(Data about app and page elements)
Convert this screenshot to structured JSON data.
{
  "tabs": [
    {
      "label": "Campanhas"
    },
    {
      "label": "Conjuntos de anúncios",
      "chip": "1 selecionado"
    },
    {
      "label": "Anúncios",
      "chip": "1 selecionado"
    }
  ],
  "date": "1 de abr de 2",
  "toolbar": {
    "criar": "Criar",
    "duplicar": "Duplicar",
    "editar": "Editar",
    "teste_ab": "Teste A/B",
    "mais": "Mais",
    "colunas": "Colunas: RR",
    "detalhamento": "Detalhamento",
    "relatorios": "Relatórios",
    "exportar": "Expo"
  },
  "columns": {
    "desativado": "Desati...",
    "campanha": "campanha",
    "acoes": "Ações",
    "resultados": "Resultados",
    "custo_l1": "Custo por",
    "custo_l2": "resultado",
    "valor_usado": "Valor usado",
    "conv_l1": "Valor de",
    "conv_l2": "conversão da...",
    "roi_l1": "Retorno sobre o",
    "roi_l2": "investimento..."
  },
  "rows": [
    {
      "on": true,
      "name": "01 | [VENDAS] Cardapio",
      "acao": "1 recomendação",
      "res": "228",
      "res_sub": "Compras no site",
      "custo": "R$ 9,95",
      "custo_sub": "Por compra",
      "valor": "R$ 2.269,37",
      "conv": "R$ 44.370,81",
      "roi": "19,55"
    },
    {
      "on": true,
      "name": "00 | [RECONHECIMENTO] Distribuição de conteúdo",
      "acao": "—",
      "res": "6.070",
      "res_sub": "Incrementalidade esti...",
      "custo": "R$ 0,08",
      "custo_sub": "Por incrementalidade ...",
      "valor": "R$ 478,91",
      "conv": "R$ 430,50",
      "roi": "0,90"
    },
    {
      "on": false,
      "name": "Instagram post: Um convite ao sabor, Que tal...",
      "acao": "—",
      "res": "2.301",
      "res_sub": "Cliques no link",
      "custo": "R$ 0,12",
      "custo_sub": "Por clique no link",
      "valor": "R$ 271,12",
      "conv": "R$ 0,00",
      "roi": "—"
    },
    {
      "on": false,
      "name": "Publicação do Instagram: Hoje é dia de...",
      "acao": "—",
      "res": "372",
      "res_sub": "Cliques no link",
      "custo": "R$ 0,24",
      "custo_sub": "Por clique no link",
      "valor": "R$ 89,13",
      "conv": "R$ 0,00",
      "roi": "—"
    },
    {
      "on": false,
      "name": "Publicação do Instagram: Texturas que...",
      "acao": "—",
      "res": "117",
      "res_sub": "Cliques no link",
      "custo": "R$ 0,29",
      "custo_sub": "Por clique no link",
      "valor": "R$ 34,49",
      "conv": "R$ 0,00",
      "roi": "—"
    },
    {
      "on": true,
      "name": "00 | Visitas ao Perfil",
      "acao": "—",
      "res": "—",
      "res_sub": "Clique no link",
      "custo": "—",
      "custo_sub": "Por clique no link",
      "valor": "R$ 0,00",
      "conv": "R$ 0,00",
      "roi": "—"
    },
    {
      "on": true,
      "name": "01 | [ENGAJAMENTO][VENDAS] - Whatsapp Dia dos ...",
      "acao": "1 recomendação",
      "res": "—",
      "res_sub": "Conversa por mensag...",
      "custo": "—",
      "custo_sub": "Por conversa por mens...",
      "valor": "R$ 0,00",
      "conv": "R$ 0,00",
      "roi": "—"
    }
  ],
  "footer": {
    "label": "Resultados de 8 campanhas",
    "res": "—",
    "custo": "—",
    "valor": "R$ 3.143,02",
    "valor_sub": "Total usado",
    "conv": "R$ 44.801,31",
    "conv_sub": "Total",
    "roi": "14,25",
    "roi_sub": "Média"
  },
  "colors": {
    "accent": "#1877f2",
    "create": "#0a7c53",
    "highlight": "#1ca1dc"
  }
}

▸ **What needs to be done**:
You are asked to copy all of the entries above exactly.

▸ **Solution to the exercise**:
Convert this screenshot to structured JSON data.
{
  "tabs": [
    {
      "label": "Campanhas"
    },
    {
      "label": "Conjuntos de anúncios",
      "chip": "1 selecionado"
    },
    {
      "label": "Anúncios",
      "chip": "1 selecionado"
    }
  ],
  "date": "1 de abr de 2",
  "toolbar": {
    "criar": "Criar",
    "duplicar": "Duplicar",
    "editar": "Editar",
    "teste_ab": "Teste A/B",
    "mais": "Mais",
    "colunas": "Colunas: RR",
    "detalhamento": "Detalhamento",
    "relatorios": "Relatórios",
    "exportar": "Expo"
  },
  "columns": {
    "desativado": "Desati...",
    "campanha": "campanha",
    "acoes": "Ações",
    "resultados": "Resultados",
    "custo_l1": "Custo por",
    "custo_l2": "resultado",
    "valor_usado": "Valor usado",
    "conv_l1": "Valor de",
    "conv_l2": "conversão da...",
    "roi_l1": "Retorno sobre o",
    "roi_l2": "investimento..."
  },
  "rows": [
    {
      "on": true,
      "name": "01 | [VENDAS] Cardapio",
      "acao": "1 recomendação",
      "res": "228",
      "res_sub": "Compras no site",
      "custo": "R$ 9,95",
      "custo_sub": "Por compra",
      "valor": "R$ 2.269,37",
      "conv": "R$ 44.370,81",
      "roi": "19,55"
    },
    {
      "on": true,
      "name": "00 | [RECONHECIMENTO] Distribuição de conteúdo",
      "acao": "—",
      "res": "6.070",
      "res_sub": "Incrementalidade esti...",
      "custo": "R$ 0,08",
      "custo_sub": "Por incrementalidade ...",
      "valor": "R$ 478,91",
      "conv": "R$ 430,50",
      "roi": "0,90"
    },
    {
      "on": false,
      "name": "Instagram post: Um convite ao sabor, Que tal...",
      "acao": "—",
      "res": "2.301",
      "res_sub": "Cliques no link",
      "custo": "R$ 0,12",
      "custo_sub": "Por clique no link",
      "valor": "R$ 271,12",
      "conv": "R$ 0,00",
      "roi": "—"
    },
    {
      "on": false,
      "name": "Publicação do Instagram: Hoje é dia de...",
      "acao": "—",
      "res": "372",
      "res_sub": "Cliques no link",
      "custo": "R$ 0,24",
      "custo_sub": "Por clique no link",
      "valor": "R$ 89,13",
      "conv": "R$ 0,00",
      "roi": "—"
    },
    {
      "on": false,
      "name": "Publicação do Instagram: Texturas que...",
      "acao": "—",
      "res": "117",
      "res_sub": "Cliques no link",
      "custo": "R$ 0,29",
      "custo_sub": "Por clique no link",
      "valor": "R$ 34,49",
      "conv": "R$ 0,00",
      "roi": "—"
    },
    {
      "on": true,
      "name": "00 | Visitas ao Perfil",
      "acao": "—",
      "res": "—",
      "res_sub": "Clique no link",
      "custo": "—",
      "custo_sub": "Por clique no link",
      "valor": "R$ 0,00",
      "conv": "R$ 0,00",
      "roi": "—"
    },
    {
      "on": true,
      "name": "01 | [ENGAJAMENTO][VENDAS] - Whatsapp Dia dos ...",
      "acao": "1 recomendação",
      "res": "—",
      "res_sub": "Conversa por mensag...",
      "custo": "—",
      "custo_sub": "Por conversa por mens...",
      "valor": "R$ 0,00",
      "conv": "R$ 0,00",
      "roi": "—"
    }
  ],
  "footer": {
    "label": "Resultados de 8 campanhas",
    "res": "—",
    "custo": "—",
    "valor": "R$ 3.143,02",
    "valor_sub": "Total usado",
    "conv": "R$ 44.801,31",
    "conv_sub": "Total",
    "roi": "14,25",
    "roi_sub": "Média"
  },
  "colors": {
    "accent": "#1877f2",
    "create": "#0a7c53",
    "highlight": "#1ca1dc"
  }
}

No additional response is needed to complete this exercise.